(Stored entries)
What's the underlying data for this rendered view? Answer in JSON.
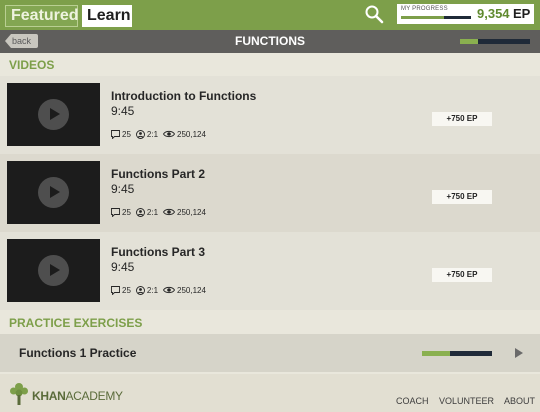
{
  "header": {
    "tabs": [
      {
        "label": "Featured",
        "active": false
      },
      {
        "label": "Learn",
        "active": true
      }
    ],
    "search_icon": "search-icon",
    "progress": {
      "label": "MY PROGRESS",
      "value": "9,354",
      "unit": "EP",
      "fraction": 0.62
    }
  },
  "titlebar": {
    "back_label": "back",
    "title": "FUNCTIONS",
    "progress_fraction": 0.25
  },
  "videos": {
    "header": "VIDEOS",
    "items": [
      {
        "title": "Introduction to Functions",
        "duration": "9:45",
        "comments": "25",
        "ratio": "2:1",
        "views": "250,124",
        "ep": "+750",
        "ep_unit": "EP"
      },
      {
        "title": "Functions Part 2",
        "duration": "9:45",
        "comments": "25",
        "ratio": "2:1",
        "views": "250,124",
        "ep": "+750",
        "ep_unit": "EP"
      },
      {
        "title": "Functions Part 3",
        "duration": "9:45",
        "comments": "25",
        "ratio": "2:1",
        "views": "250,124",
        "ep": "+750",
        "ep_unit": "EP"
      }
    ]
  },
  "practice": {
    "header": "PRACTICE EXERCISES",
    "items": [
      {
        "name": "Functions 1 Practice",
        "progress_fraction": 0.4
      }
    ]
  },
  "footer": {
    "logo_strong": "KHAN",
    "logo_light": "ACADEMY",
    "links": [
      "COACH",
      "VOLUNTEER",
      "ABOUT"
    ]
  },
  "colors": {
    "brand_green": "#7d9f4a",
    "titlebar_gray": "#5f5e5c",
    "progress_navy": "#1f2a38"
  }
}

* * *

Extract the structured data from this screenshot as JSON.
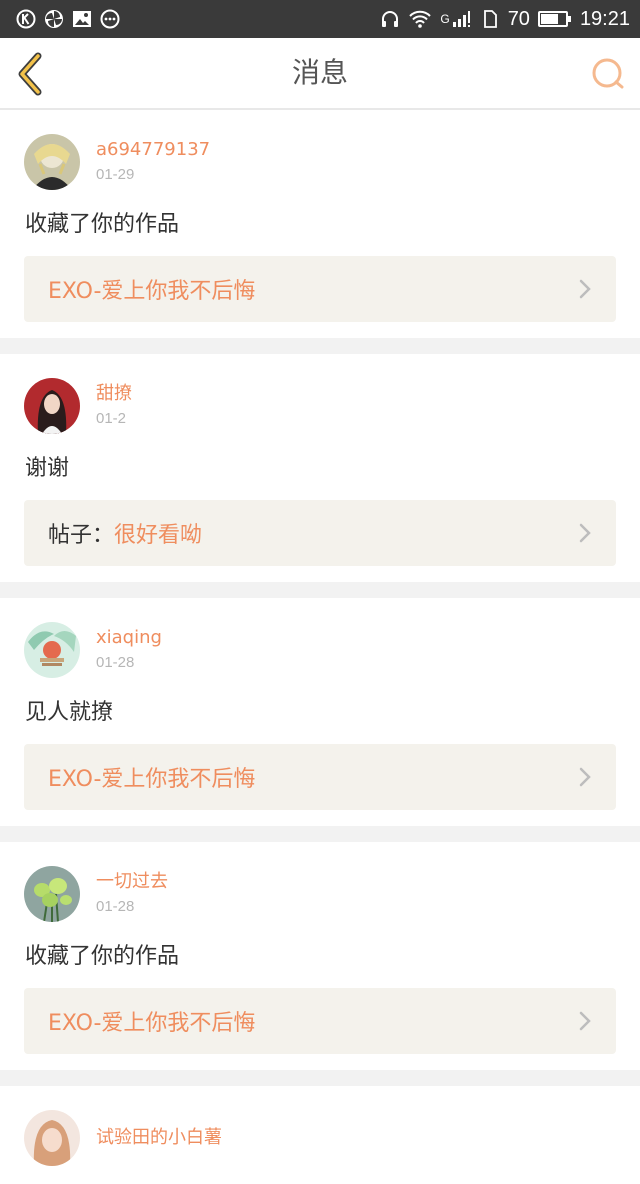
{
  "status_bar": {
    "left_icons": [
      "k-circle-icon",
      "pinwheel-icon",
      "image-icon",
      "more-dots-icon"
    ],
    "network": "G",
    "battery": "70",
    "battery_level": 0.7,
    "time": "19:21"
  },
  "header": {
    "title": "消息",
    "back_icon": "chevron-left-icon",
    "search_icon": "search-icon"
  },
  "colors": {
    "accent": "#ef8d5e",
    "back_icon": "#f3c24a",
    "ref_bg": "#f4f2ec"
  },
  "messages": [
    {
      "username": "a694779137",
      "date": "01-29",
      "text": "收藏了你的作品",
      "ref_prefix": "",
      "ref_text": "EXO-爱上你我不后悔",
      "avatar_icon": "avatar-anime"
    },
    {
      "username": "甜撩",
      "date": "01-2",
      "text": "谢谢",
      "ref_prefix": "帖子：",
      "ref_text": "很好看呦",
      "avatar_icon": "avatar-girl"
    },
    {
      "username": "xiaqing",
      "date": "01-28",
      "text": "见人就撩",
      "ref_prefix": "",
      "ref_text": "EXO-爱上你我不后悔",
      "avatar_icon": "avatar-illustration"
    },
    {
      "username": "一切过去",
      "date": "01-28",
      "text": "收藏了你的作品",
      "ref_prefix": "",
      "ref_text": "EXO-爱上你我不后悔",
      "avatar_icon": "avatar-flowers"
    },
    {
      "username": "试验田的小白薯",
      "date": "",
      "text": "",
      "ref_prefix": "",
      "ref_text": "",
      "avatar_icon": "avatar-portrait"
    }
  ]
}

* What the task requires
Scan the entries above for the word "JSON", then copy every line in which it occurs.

* Result of the exercise
What's the underlying data for this rendered view? Answer in JSON.
Extract the structured data from this screenshot as JSON.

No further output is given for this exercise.